The Multi-Angle Imaging Spectrometer (MISR) instrument provided several images of Hurricane Katrina. These views of the Louisiana and Mississippi regions were acquired before and one day after Katrina made landfall along the Gulf of Mexico coast, and highlight many of the changes to the rivers and vegetation that occurred between the two views. The images were acquired by NASA's Multi-angle ... Imaging SpectroRadiometer (MISR) on August 14 and August 30, 2005. These multiangular, multispectral false-color composites were created using red band data from MISR's 46" backward and forward-viewing cameras, and near-infrared data from MISR's nadir camera. Such a display causes water bodies and inundated soil to appear in blue and purple hues, and highly vegetated areas to appear bright green.

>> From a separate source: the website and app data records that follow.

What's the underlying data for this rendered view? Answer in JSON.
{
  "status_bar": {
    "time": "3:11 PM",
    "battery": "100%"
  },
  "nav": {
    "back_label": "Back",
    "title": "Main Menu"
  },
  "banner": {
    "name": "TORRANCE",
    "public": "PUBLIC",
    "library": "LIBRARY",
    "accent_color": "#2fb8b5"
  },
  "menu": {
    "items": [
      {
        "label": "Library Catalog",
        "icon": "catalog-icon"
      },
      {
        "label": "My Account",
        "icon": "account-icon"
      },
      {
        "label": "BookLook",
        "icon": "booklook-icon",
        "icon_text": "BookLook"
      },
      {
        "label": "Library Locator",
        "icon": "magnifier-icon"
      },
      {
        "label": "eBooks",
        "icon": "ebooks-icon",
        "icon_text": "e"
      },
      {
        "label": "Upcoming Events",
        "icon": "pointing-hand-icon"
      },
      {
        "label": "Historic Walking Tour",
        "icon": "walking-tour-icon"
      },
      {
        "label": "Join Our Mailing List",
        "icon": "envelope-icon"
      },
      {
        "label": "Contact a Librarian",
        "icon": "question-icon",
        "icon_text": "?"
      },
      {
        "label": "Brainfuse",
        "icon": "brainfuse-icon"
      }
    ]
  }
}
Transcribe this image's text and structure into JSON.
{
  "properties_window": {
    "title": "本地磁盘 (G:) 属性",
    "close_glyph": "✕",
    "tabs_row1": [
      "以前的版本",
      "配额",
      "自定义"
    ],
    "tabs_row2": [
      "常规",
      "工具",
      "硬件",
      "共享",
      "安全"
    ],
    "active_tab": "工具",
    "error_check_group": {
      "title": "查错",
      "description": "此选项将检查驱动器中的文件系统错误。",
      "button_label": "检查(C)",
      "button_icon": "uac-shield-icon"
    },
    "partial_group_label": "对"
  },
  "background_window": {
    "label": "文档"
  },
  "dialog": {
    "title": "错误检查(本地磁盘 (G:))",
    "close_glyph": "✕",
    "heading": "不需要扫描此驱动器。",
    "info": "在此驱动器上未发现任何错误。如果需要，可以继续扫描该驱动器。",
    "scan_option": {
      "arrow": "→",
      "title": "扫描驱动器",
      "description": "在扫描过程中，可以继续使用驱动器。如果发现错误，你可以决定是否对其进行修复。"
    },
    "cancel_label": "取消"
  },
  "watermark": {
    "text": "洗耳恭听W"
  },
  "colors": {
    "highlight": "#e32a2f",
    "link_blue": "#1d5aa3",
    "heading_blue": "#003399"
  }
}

The scene differentiation is a result of both spectral effects (living vegetation is highly reflective at near-infrared wavelengths whereas water is absorbing) and of angular effects (wet surfaces preferentially forward scatter sunlight).
[Summary provided by NASA/JPL.]